═══ Material for this exercise ═══
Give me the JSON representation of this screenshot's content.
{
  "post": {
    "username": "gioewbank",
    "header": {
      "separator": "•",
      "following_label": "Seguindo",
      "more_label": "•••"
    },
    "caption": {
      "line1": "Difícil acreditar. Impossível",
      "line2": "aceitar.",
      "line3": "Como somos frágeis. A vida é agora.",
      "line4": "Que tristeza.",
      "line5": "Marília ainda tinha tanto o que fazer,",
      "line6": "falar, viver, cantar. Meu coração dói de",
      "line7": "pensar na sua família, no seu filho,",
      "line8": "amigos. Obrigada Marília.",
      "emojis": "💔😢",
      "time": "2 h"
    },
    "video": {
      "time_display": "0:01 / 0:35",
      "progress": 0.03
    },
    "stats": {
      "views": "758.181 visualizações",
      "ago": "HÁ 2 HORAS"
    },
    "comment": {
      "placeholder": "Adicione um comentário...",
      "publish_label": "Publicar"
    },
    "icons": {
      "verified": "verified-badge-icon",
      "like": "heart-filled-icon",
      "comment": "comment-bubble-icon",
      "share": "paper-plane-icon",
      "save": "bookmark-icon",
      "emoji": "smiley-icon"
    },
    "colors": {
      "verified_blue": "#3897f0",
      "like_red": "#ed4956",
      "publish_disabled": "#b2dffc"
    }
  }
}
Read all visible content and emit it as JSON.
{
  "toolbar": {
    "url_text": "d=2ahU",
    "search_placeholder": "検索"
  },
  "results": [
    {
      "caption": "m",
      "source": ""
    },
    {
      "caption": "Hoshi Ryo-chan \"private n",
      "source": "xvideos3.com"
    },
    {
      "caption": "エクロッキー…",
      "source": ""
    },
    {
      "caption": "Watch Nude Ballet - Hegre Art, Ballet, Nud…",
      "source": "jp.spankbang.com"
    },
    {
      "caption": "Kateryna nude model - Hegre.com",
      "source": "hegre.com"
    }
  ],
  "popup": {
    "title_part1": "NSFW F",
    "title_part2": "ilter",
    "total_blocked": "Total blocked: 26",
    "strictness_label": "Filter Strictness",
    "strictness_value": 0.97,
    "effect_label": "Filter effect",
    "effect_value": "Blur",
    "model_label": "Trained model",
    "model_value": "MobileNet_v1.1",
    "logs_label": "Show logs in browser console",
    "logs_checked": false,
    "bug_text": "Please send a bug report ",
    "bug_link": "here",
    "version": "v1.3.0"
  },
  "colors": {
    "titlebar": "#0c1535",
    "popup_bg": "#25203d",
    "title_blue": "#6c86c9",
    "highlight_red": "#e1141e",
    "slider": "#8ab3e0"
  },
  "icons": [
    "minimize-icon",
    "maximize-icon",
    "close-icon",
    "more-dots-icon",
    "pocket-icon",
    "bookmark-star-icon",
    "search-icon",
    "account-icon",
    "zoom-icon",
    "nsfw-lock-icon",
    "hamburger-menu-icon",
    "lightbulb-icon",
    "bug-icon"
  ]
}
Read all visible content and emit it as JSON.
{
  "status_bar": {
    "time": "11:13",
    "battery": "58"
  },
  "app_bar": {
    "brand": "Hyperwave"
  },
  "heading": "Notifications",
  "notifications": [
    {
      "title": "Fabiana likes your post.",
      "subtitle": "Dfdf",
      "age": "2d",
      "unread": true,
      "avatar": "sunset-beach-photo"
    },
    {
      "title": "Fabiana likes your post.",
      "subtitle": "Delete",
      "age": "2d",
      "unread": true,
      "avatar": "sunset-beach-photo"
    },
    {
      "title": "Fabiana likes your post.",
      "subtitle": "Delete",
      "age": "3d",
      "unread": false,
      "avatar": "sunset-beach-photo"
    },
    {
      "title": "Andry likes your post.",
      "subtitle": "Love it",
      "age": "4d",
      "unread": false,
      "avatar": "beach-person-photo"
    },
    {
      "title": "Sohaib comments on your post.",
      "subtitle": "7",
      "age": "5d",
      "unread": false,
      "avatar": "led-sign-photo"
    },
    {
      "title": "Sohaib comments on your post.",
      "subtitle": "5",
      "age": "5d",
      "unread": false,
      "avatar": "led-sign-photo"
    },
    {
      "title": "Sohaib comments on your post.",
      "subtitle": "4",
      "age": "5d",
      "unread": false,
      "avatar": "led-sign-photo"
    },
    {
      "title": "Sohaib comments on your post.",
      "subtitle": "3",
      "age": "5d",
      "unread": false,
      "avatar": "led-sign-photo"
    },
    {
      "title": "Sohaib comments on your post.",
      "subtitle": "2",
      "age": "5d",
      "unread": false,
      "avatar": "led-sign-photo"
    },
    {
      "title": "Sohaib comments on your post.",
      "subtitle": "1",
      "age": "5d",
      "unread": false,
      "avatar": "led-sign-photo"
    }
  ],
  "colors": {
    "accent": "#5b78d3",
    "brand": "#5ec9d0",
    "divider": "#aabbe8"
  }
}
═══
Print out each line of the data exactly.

▶ Answer box:
Give me the JSON representation of this screenshot's content.
{
  "post": {
    "username": "gioewbank",
    "header": {
      "separator": "•",
      "following_label": "Seguindo",
      "more_label": "•••"
    },
    "caption": {
      "line1": "Difícil acreditar. Impossível",
      "line2": "aceitar.",
      "line3": "Como somos frágeis. A vida é agora.",
      "line4": "Que tristeza.",
      "line5": "Marília ainda tinha tanto o que fazer,",
      "line6": "falar, viver, cantar. Meu coração dói de",
      "line7": "pensar na sua família, no seu filho,",
      "line8": "amigos. Obrigada Marília.",
      "emojis": "💔😢",
      "time": "2 h"
    },
    "video": {
      "time_display": "0:01 / 0:35",
      "progress": 0.03
    },
    "stats": {
      "views": "758.181 visualizações",
      "ago": "HÁ 2 HORAS"
    },
    "comment": {
      "placeholder": "Adicione um comentário...",
      "publish_label": "Publicar"
    },
    "icons": {
      "verified": "verified-badge-icon",
      "like": "heart-filled-icon",
      "comment": "comment-bubble-icon",
      "share": "paper-plane-icon",
      "save": "bookmark-icon",
      "emoji": "smiley-icon"
    },
    "colors": {
      "verified_blue": "#3897f0",
      "like_red": "#ed4956",
      "publish_disabled": "#b2dffc"
    }
  }
}
Read all visible content and emit it as JSON.
{
  "toolbar": {
    "url_text": "d=2ahU",
    "search_placeholder": "検索"
  },
  "results": [
    {
      "caption": "m",
      "source": ""
    },
    {
      "caption": "Hoshi Ryo-chan \"private n",
      "source": "xvideos3.com"
    },
    {
      "caption": "エクロッキー…",
      "source": ""
    },
    {
      "caption": "Watch Nude Ballet - Hegre Art, Ballet, Nud…",
      "source": "jp.spankbang.com"
    },
    {
      "caption": "Kateryna nude model - Hegre.com",
      "source": "hegre.com"
    }
  ],
  "popup": {
    "title_part1": "NSFW F",
    "title_part2": "ilter",
    "total_blocked": "Total blocked: 26",
    "strictness_label": "Filter Strictness",
    "strictness_value": 0.97,
    "effect_label": "Filter effect",
    "effect_value": "Blur",
    "model_label": "Trained model",
    "model_value": "MobileNet_v1.1",
    "logs_label": "Show logs in browser console",
    "logs_checked": false,
    "bug_text": "Please send a bug report ",
    "bug_link": "here",
    "version": "v1.3.0"
  },
  "colors": {
    "titlebar": "#0c1535",
    "popup_bg": "#25203d",
    "title_blue": "#6c86c9",
    "highlight_red": "#e1141e",
    "slider": "#8ab3e0"
  },
  "icons": [
    "minimize-icon",
    "maximize-icon",
    "close-icon",
    "more-dots-icon",
    "pocket-icon",
    "bookmark-star-icon",
    "search-icon",
    "account-icon",
    "zoom-icon",
    "nsfw-lock-icon",
    "hamburger-menu-icon",
    "lightbulb-icon",
    "bug-icon"
  ]
}
Read all visible content and emit it as JSON.
{
  "status_bar": {
    "time": "11:13",
    "battery": "58"
  },
  "app_bar": {
    "brand": "Hyperwave"
  },
  "heading": "Notifications",
  "notifications": [
    {
      "title": "Fabiana likes your post.",
      "subtitle": "Dfdf",
      "age": "2d",
      "unread": true,
      "avatar": "sunset-beach-photo"
    },
    {
      "title": "Fabiana likes your post.",
      "subtitle": "Delete",
      "age": "2d",
      "unread": true,
      "avatar": "sunset-beach-photo"
    },
    {
      "title": "Fabiana likes your post.",
      "subtitle": "Delete",
      "age": "3d",
      "unread": false,
      "avatar": "sunset-beach-photo"
    },
    {
      "title": "Andry likes your post.",
      "subtitle": "Love it",
      "age": "4d",
      "unread": false,
      "avatar": "beach-person-photo"
    },
    {
      "title": "Sohaib comments on your post.",
      "subtitle": "7",
      "age": "5d",
      "unread": false,
      "avatar": "led-sign-photo"
    },
    {
      "title": "Sohaib comments on your post.",
      "subtitle": "5",
      "age": "5d",
      "unread": false,
      "avatar": "led-sign-photo"
    },
    {
      "title": "Sohaib comments on your post.",
      "subtitle": "4",
      "age": "5d",
      "unread": false,
      "avatar": "led-sign-photo"
    },
    {
      "title": "Sohaib comments on your post.",
      "subtitle": "3",
      "age": "5d",
      "unread": false,
      "avatar": "led-sign-photo"
    },
    {
      "title": "Sohaib comments on your post.",
      "subtitle": "2",
      "age": "5d",
      "unread": false,
      "avatar": "led-sign-photo"
    },
    {
      "title": "Sohaib comments on your post.",
      "subtitle": "1",
      "age": "5d",
      "unread": false,
      "avatar": "led-sign-photo"
    }
  ],
  "colors": {
    "accent": "#5b78d3",
    "brand": "#5ec9d0",
    "divider": "#aabbe8"
  }
}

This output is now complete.